–I haven’t seen him or his family in about a year and a half. His daughter is 3 years old now, quite adorable, and whip-smart. Then I’m taking two or three vacation days (and a weekend) to go to Colin & Jess’s wedding in San Francisco—and see a variety of Teps.
I’m in a position (single and without children) that this system of “micro-vacations” works perfectly. My schedule is flexible, it requires little planning, and doesn’t require airfare and logistics for multiple people. All that I really want for accommodations is a couch and a wireless high speed connection. I realize, of course, that there are plusses and minuses to either lifestyle—but right now, honestly, on the scale of things, this one works for me. I’ll admit that there are definite downsides (discussed below).
I’m probably going to take a similar mini-vacation in August, when I am out in the Bay Area for a conference. But I haven’t planned a big (e.g., weeklong) for this year… perhaps I should try to schedule one, to avoid burning out. Anyone have any suggestions?
However, my current life arrangement makes me worry about planning/enjoying large vacations by myself. It is part of what keeps me from trying out the world traveling that I’d like to do (e.g., South & Central America, Southeast Asia). I figure that travel logistics can be very annoying—you don’t have the option of “Ok, you watch the bags and wait in line, and I’ll grab us some food and water.” I’ve dealt with this by being the organizer for various group camping trips (Badlands/South Dakota
, Big Bend, Yosemite, Saguaro). Perhaps I should try a big solo vacation, though, anyway. A quote from David Margolick (contributing editor at Vanity Fair) on this topic struck me:Some people are well-suited to solo journeys, but I am not among them. If such trips had a sound track, for me it wouldn't be that old camp standard about wandering happily with a knapsack on my back - "Val-de-ri, Val-de-ra" - but "Courage," a song from Schubert's "Winterreise" in which a stalwart traveler tries, rather unconvincingly, to show he can hack it on his own, can fend off the loneliness and despair.
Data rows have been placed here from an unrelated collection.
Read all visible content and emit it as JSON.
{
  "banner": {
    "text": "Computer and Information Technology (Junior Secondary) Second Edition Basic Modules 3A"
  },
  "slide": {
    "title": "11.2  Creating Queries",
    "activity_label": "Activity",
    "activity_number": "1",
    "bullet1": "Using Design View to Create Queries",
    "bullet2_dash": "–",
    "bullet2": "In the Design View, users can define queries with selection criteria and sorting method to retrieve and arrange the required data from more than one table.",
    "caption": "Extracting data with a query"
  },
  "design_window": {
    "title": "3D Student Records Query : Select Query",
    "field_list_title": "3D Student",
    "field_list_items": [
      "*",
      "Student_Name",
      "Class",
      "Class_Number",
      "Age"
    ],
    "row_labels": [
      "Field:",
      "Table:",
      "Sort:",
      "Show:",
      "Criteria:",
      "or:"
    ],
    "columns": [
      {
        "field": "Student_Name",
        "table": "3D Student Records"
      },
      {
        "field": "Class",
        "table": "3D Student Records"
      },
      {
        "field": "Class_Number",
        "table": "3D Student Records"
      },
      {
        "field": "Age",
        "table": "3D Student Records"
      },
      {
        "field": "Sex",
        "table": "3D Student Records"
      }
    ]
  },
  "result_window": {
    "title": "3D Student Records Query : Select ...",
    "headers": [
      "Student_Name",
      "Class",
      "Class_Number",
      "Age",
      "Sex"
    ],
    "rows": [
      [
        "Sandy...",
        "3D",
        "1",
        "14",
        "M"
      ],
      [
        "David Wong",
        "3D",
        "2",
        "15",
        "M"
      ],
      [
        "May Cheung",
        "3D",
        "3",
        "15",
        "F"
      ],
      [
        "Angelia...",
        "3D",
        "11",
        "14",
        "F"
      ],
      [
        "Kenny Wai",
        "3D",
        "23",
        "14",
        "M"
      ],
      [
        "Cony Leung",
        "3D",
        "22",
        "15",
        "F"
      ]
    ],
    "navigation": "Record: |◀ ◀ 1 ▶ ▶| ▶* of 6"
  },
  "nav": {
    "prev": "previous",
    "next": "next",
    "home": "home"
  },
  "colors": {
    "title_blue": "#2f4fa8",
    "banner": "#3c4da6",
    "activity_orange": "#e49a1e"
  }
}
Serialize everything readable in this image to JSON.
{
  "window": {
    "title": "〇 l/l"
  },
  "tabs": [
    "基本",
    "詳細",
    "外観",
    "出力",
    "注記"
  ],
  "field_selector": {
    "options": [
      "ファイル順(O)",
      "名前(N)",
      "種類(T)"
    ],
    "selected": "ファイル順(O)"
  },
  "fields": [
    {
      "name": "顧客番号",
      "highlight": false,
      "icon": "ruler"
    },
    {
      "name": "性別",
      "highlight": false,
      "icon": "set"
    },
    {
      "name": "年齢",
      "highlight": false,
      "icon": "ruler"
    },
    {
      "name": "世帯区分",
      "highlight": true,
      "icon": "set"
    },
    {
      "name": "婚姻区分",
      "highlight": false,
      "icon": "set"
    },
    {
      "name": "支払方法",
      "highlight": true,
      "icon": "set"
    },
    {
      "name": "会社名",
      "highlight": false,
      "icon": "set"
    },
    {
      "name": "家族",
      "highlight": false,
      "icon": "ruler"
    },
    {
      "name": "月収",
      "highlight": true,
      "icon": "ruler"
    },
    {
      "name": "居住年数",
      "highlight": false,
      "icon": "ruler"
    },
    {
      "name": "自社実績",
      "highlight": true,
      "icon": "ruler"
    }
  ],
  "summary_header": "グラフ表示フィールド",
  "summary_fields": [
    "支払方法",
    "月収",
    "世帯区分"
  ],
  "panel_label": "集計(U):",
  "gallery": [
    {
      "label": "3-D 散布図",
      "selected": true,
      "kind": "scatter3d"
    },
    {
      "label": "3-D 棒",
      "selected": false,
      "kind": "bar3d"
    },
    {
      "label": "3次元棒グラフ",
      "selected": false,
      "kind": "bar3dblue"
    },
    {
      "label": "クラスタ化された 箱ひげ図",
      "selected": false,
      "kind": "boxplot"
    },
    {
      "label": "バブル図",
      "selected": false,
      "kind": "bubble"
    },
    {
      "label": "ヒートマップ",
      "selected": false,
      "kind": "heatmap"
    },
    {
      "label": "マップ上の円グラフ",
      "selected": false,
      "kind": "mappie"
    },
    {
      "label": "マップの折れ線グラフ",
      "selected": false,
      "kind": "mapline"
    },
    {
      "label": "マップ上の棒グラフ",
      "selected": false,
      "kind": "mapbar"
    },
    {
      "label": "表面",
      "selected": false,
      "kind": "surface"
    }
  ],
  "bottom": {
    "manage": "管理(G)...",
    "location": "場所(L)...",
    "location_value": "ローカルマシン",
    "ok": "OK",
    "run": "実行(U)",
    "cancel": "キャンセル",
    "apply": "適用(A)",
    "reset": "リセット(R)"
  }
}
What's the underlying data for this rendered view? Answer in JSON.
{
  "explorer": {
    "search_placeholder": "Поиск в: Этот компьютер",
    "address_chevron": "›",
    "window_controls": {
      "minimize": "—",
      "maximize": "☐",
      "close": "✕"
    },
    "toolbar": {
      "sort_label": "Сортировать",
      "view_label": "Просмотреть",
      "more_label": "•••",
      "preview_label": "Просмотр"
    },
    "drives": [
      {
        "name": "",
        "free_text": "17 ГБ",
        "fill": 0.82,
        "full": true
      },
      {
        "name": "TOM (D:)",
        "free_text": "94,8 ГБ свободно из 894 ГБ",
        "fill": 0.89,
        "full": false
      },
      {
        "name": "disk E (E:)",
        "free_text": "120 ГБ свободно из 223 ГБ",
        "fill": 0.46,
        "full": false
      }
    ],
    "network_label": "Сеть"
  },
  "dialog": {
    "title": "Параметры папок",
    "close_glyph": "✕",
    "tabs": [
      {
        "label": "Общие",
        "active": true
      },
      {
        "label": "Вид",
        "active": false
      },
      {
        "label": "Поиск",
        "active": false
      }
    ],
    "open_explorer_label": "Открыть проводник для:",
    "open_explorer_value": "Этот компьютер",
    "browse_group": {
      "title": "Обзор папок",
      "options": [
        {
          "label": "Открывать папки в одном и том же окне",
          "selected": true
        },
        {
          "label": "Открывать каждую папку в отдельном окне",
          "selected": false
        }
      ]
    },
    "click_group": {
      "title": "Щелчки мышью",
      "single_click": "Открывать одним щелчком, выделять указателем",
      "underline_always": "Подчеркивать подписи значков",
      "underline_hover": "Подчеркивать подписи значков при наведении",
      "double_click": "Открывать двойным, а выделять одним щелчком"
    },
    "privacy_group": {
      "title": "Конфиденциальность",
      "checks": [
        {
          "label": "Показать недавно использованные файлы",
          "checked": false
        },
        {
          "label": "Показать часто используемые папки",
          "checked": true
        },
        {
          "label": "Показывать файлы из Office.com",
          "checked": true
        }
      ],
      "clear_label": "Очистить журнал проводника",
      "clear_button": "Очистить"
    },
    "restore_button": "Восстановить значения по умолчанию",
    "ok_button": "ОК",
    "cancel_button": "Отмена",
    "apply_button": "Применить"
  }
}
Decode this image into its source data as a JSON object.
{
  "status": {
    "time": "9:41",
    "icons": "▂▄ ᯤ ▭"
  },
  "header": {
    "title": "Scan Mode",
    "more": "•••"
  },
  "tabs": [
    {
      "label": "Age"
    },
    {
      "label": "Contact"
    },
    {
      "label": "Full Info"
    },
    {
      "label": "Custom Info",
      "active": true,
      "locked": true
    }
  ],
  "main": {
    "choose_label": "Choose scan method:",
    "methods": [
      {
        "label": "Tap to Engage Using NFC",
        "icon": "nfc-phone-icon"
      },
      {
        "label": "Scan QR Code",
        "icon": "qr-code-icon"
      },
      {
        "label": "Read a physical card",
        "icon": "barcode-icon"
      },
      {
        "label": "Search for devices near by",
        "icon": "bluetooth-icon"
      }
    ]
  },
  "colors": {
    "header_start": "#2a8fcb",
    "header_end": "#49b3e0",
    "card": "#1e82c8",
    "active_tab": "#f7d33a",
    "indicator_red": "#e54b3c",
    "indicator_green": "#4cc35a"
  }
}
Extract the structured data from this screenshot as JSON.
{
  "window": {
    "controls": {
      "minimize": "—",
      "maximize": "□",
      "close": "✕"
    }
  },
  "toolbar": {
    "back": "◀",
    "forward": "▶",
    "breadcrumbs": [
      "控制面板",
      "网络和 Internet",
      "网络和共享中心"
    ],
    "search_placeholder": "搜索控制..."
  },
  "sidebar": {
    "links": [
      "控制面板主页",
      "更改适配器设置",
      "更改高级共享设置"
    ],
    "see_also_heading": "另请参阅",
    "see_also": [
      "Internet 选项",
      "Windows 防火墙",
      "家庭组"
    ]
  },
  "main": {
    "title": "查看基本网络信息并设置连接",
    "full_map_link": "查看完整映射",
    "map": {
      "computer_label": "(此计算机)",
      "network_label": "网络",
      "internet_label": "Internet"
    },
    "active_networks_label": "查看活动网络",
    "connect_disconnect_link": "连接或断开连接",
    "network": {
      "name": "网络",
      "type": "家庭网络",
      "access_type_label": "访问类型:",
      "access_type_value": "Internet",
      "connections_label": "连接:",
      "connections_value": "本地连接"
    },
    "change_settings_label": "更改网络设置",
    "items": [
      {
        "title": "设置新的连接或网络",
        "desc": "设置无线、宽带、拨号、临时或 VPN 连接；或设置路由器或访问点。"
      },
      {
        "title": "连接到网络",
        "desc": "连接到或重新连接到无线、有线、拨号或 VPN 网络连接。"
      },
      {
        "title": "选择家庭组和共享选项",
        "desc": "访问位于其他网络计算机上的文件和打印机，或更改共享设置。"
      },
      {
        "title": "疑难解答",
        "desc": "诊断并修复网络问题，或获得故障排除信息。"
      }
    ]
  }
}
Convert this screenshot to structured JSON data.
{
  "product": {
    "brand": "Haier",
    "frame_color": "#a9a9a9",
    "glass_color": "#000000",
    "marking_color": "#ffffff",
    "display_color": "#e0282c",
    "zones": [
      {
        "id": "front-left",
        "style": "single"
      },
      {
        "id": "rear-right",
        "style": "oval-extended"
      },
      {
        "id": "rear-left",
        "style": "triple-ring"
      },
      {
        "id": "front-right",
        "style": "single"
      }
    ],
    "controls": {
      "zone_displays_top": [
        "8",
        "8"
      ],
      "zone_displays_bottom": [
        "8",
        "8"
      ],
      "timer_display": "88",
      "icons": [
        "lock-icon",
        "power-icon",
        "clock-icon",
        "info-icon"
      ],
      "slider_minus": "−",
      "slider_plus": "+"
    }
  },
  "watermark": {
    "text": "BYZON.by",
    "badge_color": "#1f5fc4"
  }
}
I haven't had specific crises; it's rather the general, predictable situation. Naturally, there's no one to share the joys. But more often than that, there's no other brain to pick, no other set of legs to choose between left or right at the next corner, no one's plate to pick off.
The hardest part is the meals, and there are lots of them, because they are easy, mollifying, something to do. You're thankful to bury your head in The International Herald Tribune, but if the place is dark, you're out of luck.
Perhaps this is why solo travelers write so many postcards. Go with another person, even if it's the wrong person, and you're spared that, along with the table for one in the corner.
But along with the sadness, there is a crucial bonus to being on your own: serendipity. People touring in pairs seem self-contained, impermeable - except, perhaps by other pairs of travelers, often from the same place (home), often doing the same superficial things. When you are alone, and when you have the courage to appear as vulnerable as you really feel, this is when travel's most memorable moments occur.
On the flip side, I know I enjoy solitary travel at times—see my travelogues from NYC
, for instance. I can geek out looking at infrastructure, or sample the strangest food, or have odd schedules, or stop to write postcards for hours at a café—without worrying how much I’m boring somebody else. I know that I can get annoyed and lose patience with others easily—which might be at least as unpleasant as the problems of traveling alone.